■ **PROBLEM REQUIREMENTS**: Could you restate the data below word for word, without its pictures?

■ **DATA FOR ANALYSIS**:

- - -

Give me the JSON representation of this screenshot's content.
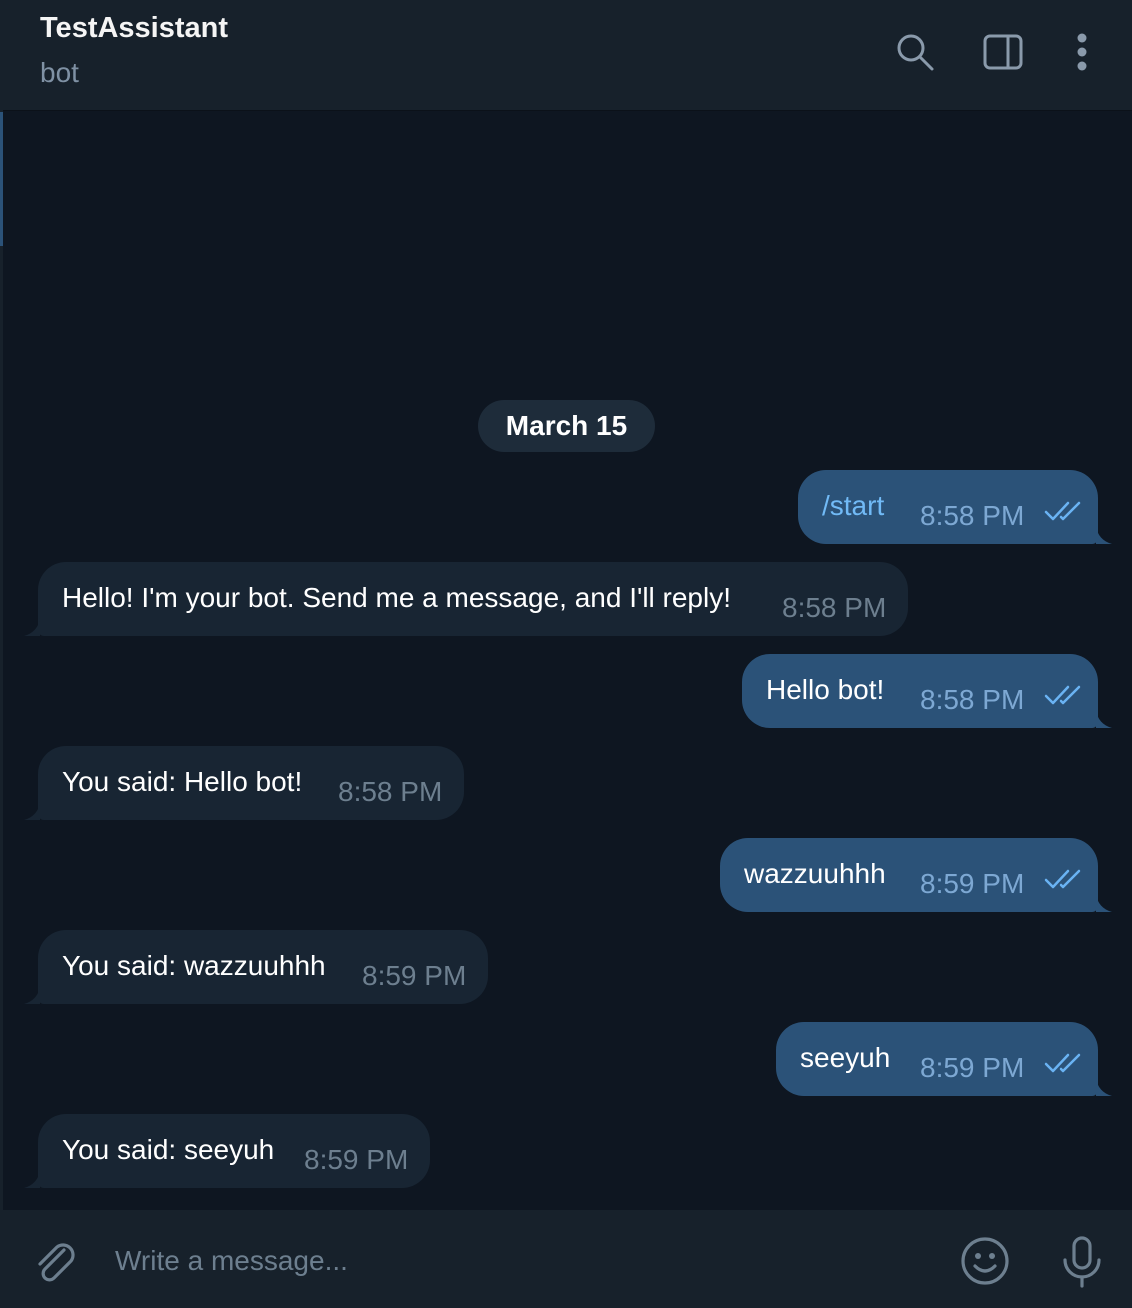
{
  "header": {
    "title": "TestAssistant",
    "subtitle": "bot",
    "icons": [
      "search-icon",
      "sidebar-toggle-icon",
      "more-vertical-icon"
    ]
  },
  "date_separator": "March 15",
  "messages": [
    {
      "direction": "outgoing",
      "text": "/start",
      "time": "8:58 PM",
      "status": "read"
    },
    {
      "direction": "incoming",
      "text": "Hello! I'm your bot. Send me a message, and I'll reply!",
      "time": "8:58 PM"
    },
    {
      "direction": "outgoing",
      "text": "Hello bot!",
      "time": "8:58 PM",
      "status": "read"
    },
    {
      "direction": "incoming",
      "text": "You said: Hello bot!",
      "time": "8:58 PM"
    },
    {
      "direction": "outgoing",
      "text": "wazzuuhhh",
      "time": "8:59 PM",
      "status": "read"
    },
    {
      "direction": "incoming",
      "text": "You said: wazzuuhhh",
      "time": "8:59 PM"
    },
    {
      "direction": "outgoing",
      "text": "seeyuh",
      "time": "8:59 PM",
      "status": "read"
    },
    {
      "direction": "incoming",
      "text": "You said: seeyuh",
      "time": "8:59 PM"
    }
  ],
  "composer": {
    "placeholder": "Write a message...",
    "icons": [
      "paperclip-icon",
      "emoji-icon",
      "microphone-icon"
    ]
  },
  "colors": {
    "background": "#0e1621",
    "header": "#17212b",
    "outgoing_bubble": "#2b5278",
    "incoming_bubble": "#182533",
    "command_text": "#71baf6",
    "read_check": "#6ab3f3"
  }
}
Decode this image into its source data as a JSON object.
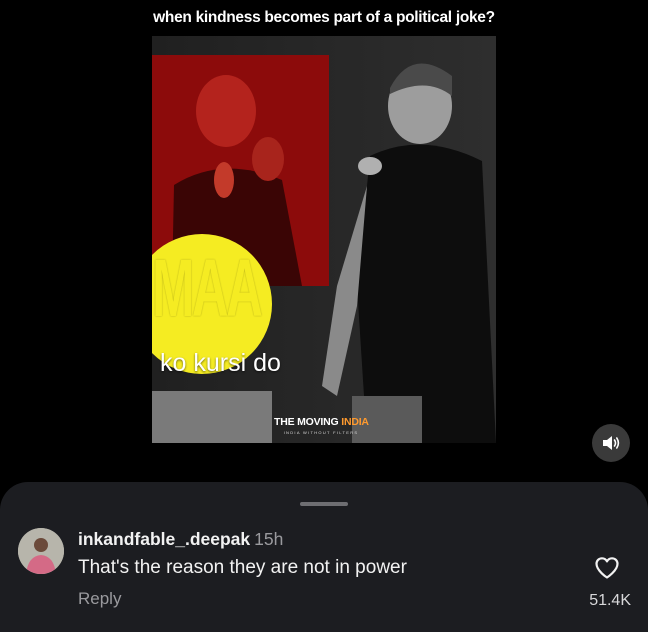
{
  "post": {
    "caption": "when kindness becomes part of a political joke?"
  },
  "video": {
    "overlay_big_text": "MAA",
    "overlay_subtitle": "ko kursi do",
    "brand_prefix": "THE MOVING ",
    "brand_suffix": "INDIA",
    "brand_tagline": "INDIA WITHOUT FILTERS",
    "accent_yellow": "#f5ec22",
    "accent_red": "#8c0b0b",
    "sound_icon": "speaker-icon"
  },
  "comments": {
    "items": [
      {
        "username": "inkandfable_.deepak",
        "time": "15h",
        "text": "That's the reason they are not in power",
        "reply_label": "Reply",
        "like_count": "51.4K",
        "like_icon": "heart-icon"
      }
    ]
  }
}
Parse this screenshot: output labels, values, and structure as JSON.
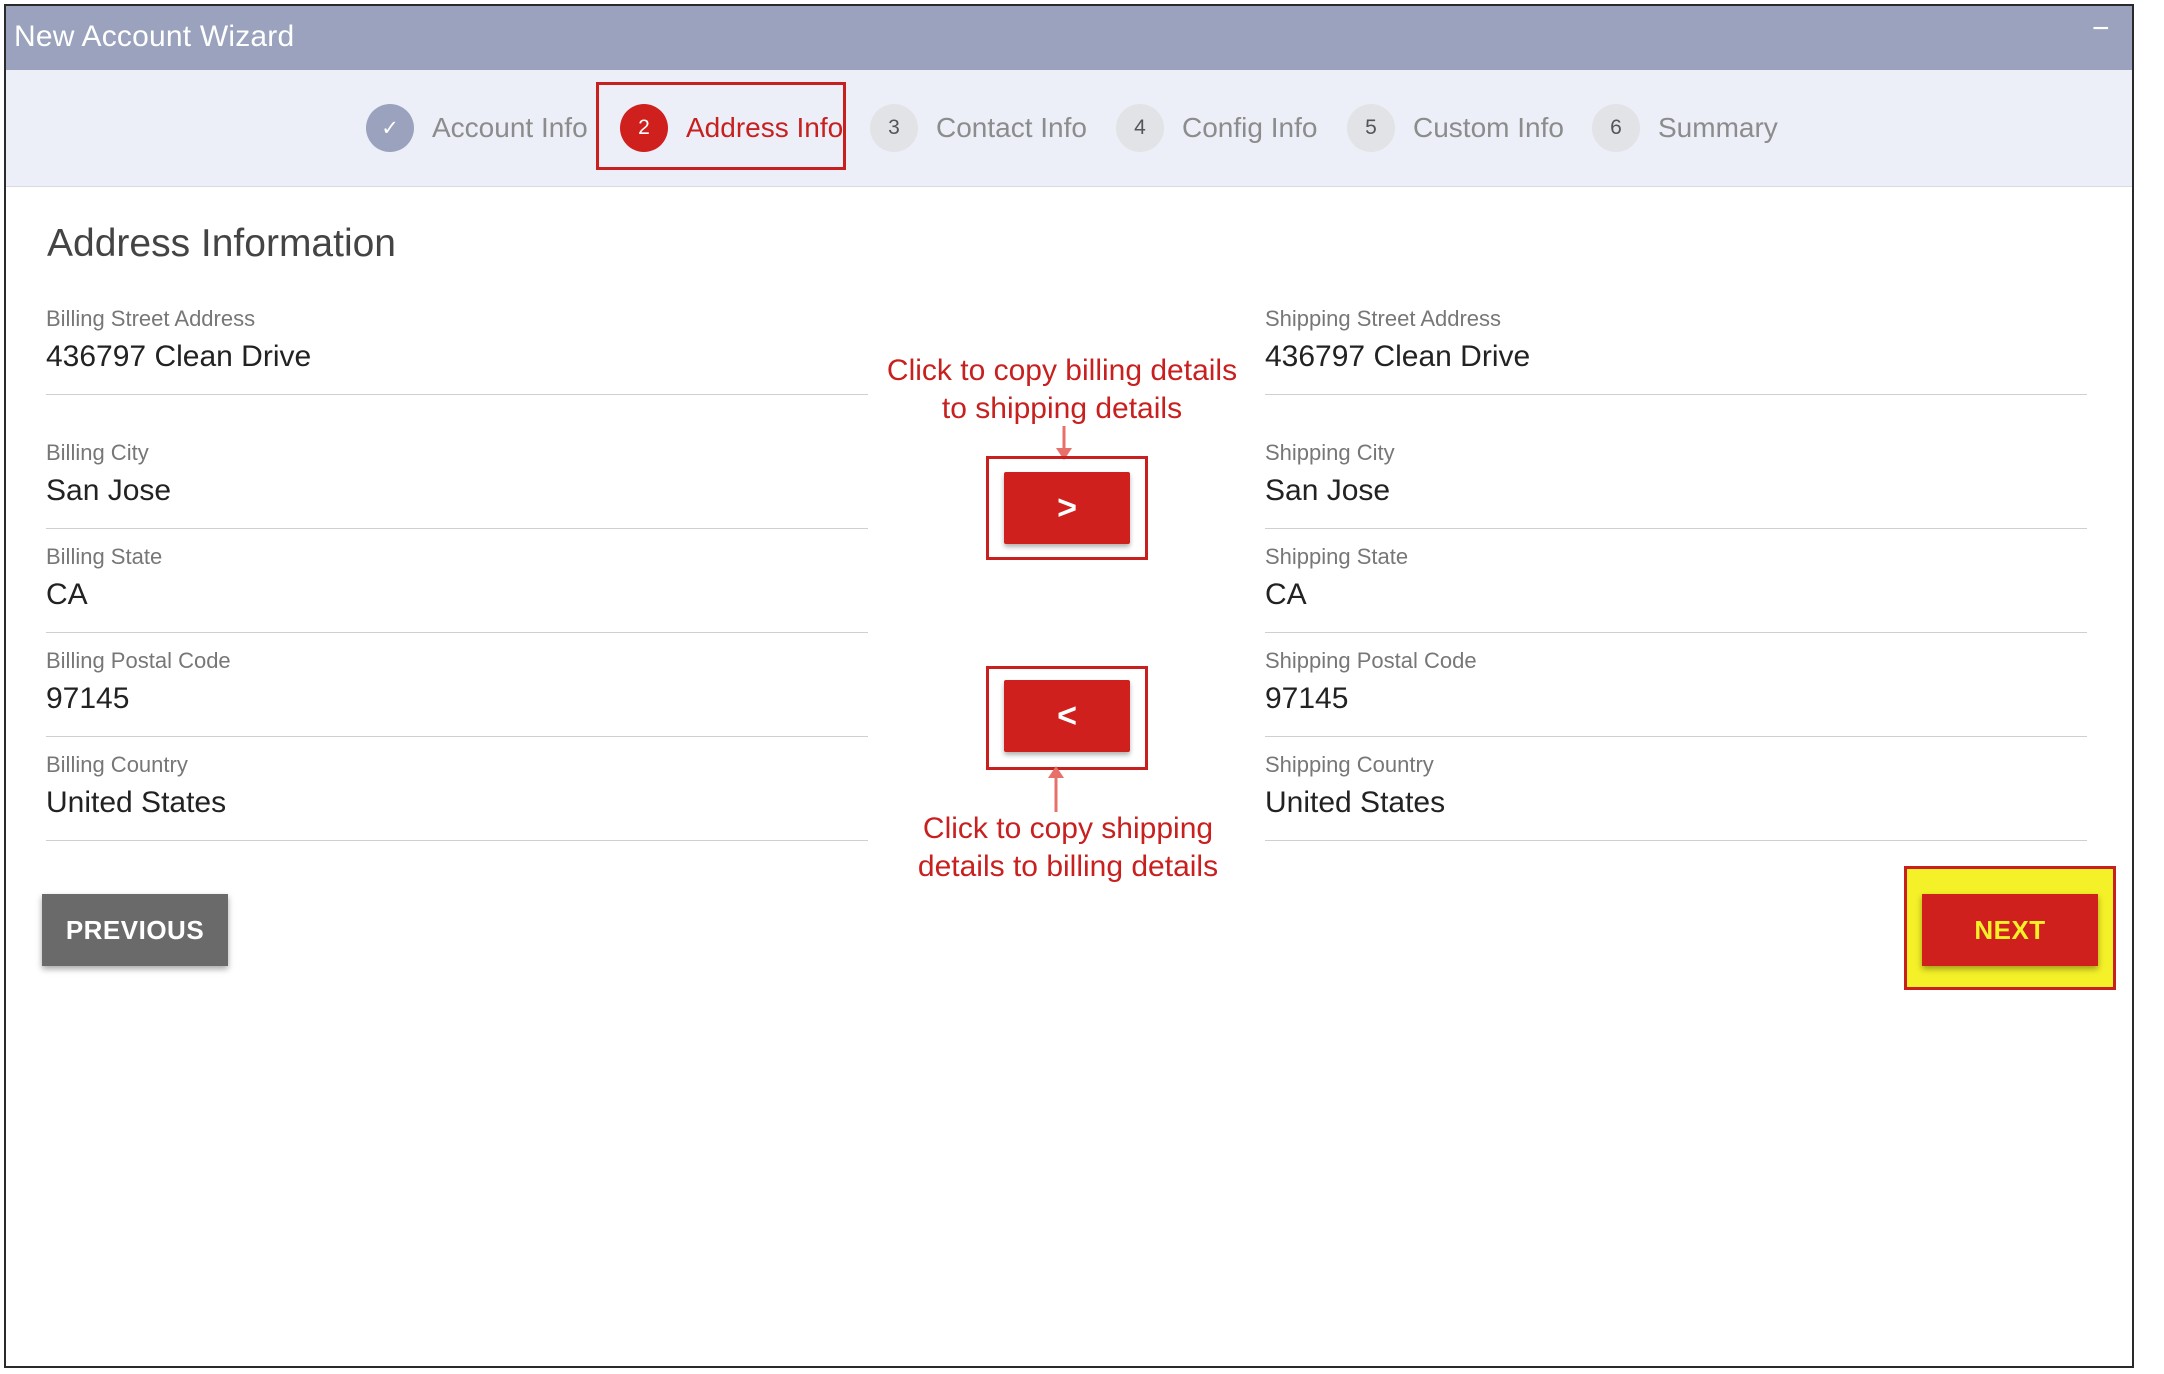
{
  "window": {
    "title": "New Account Wizard",
    "minimize_glyph": "−",
    "close_glyph": "✕"
  },
  "steps": [
    {
      "number": "✓",
      "label": "Account Info",
      "state": "done"
    },
    {
      "number": "2",
      "label": "Address Info",
      "state": "active"
    },
    {
      "number": "3",
      "label": "Contact Info",
      "state": "pending"
    },
    {
      "number": "4",
      "label": "Config Info",
      "state": "pending"
    },
    {
      "number": "5",
      "label": "Custom Info",
      "state": "pending"
    },
    {
      "number": "6",
      "label": "Summary",
      "state": "pending"
    }
  ],
  "section_title": "Address Information",
  "billing": {
    "street": {
      "label": "Billing Street Address",
      "value": "436797 Clean Drive"
    },
    "city": {
      "label": "Billing City",
      "value": "San Jose"
    },
    "state": {
      "label": "Billing State",
      "value": "CA"
    },
    "postal": {
      "label": "Billing Postal Code",
      "value": "97145"
    },
    "country": {
      "label": "Billing Country",
      "value": "United States"
    }
  },
  "shipping": {
    "street": {
      "label": "Shipping Street Address",
      "value": "436797 Clean Drive"
    },
    "city": {
      "label": "Shipping City",
      "value": "San Jose"
    },
    "state": {
      "label": "Shipping State",
      "value": "CA"
    },
    "postal": {
      "label": "Shipping Postal Code",
      "value": "97145"
    },
    "country": {
      "label": "Shipping Country",
      "value": "United States"
    }
  },
  "copy_buttons": {
    "to_shipping": ">",
    "to_billing": "<"
  },
  "annotations": {
    "to_shipping_line1": "Click to copy billing details",
    "to_shipping_line2": "to shipping details",
    "to_billing_line1": "Click to copy shipping",
    "to_billing_line2": "details to billing details"
  },
  "buttons": {
    "previous": "PREVIOUS",
    "next": "NEXT"
  },
  "colors": {
    "accent_red": "#d0201e",
    "titlebar": "#9aa2bd",
    "highlight_yellow": "#f4f128"
  }
}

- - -

■ **ANSWER TO THIS EXERCISE**:
Give me the JSON representation of this screenshot's content.
{
  "header": {
    "title": "TestAssistant",
    "subtitle": "bot",
    "icons": [
      "search-icon",
      "sidebar-toggle-icon",
      "more-vertical-icon"
    ]
  },
  "date_separator": "March 15",
  "messages": [
    {
      "direction": "outgoing",
      "text": "/start",
      "time": "8:58 PM",
      "status": "read"
    },
    {
      "direction": "incoming",
      "text": "Hello! I'm your bot. Send me a message, and I'll reply!",
      "time": "8:58 PM"
    },
    {
      "direction": "outgoing",
      "text": "Hello bot!",
      "time": "8:58 PM",
      "status": "read"
    },
    {
      "direction": "incoming",
      "text": "You said: Hello bot!",
      "time": "8:58 PM"
    },
    {
      "direction": "outgoing",
      "text": "wazzuuhhh",
      "time": "8:59 PM",
      "status": "read"
    },
    {
      "direction": "incoming",
      "text": "You said: wazzuuhhh",
      "time": "8:59 PM"
    },
    {
      "direction": "outgoing",
      "text": "seeyuh",
      "time": "8:59 PM",
      "status": "read"
    },
    {
      "direction": "incoming",
      "text": "You said: seeyuh",
      "time": "8:59 PM"
    }
  ],
  "composer": {
    "placeholder": "Write a message...",
    "icons": [
      "paperclip-icon",
      "emoji-icon",
      "microphone-icon"
    ]
  },
  "colors": {
    "background": "#0e1621",
    "header": "#17212b",
    "outgoing_bubble": "#2b5278",
    "incoming_bubble": "#182533",
    "command_text": "#71baf6",
    "read_check": "#6ab3f3"
  }
}
Decode this image into its source data as a JSON object.
{
  "post": {
    "caption": "when kindness becomes part of a political joke?"
  },
  "video": {
    "overlay_big_text": "MAA",
    "overlay_subtitle": "ko kursi do",
    "brand_prefix": "THE MOVING ",
    "brand_suffix": "INDIA",
    "brand_tagline": "INDIA WITHOUT FILTERS",
    "accent_yellow": "#f5ec22",
    "accent_red": "#8c0b0b",
    "sound_icon": "speaker-icon"
  },
  "comments": {
    "items": [
      {
        "username": "inkandfable_.deepak",
        "time": "15h",
        "text": "That's the reason they are not in power",
        "reply_label": "Reply",
        "like_count": "51.4K",
        "like_icon": "heart-icon"
      }
    ]
  }
}
Parse this screenshot: output labels, values, and structure as JSON.
{
  "window": {
    "title": "New Account Wizard",
    "minimize_glyph": "−",
    "close_glyph": "✕"
  },
  "steps": [
    {
      "number": "✓",
      "label": "Account Info",
      "state": "done"
    },
    {
      "number": "2",
      "label": "Address Info",
      "state": "active"
    },
    {
      "number": "3",
      "label": "Contact Info",
      "state": "pending"
    },
    {
      "number": "4",
      "label": "Config Info",
      "state": "pending"
    },
    {
      "number": "5",
      "label": "Custom Info",
      "state": "pending"
    },
    {
      "number": "6",
      "label": "Summary",
      "state": "pending"
    }
  ],
  "section_title": "Address Information",
  "billing": {
    "street": {
      "label": "Billing Street Address",
      "value": "436797 Clean Drive"
    },
    "city": {
      "label": "Billing City",
      "value": "San Jose"
    },
    "state": {
      "label": "Billing State",
      "value": "CA"
    },
    "postal": {
      "label": "Billing Postal Code",
      "value": "97145"
    },
    "country": {
      "label": "Billing Country",
      "value": "United States"
    }
  },
  "shipping": {
    "street": {
      "label": "Shipping Street Address",
      "value": "436797 Clean Drive"
    },
    "city": {
      "label": "Shipping City",
      "value": "San Jose"
    },
    "state": {
      "label": "Shipping State",
      "value": "CA"
    },
    "postal": {
      "label": "Shipping Postal Code",
      "value": "97145"
    },
    "country": {
      "label": "Shipping Country",
      "value": "United States"
    }
  },
  "copy_buttons": {
    "to_shipping": ">",
    "to_billing": "<"
  },
  "annotations": {
    "to_shipping_line1": "Click to copy billing details",
    "to_shipping_line2": "to shipping details",
    "to_billing_line1": "Click to copy shipping",
    "to_billing_line2": "details to billing details"
  },
  "buttons": {
    "previous": "PREVIOUS",
    "next": "NEXT"
  },
  "colors": {
    "accent_red": "#d0201e",
    "titlebar": "#9aa2bd",
    "highlight_yellow": "#f4f128"
  }
}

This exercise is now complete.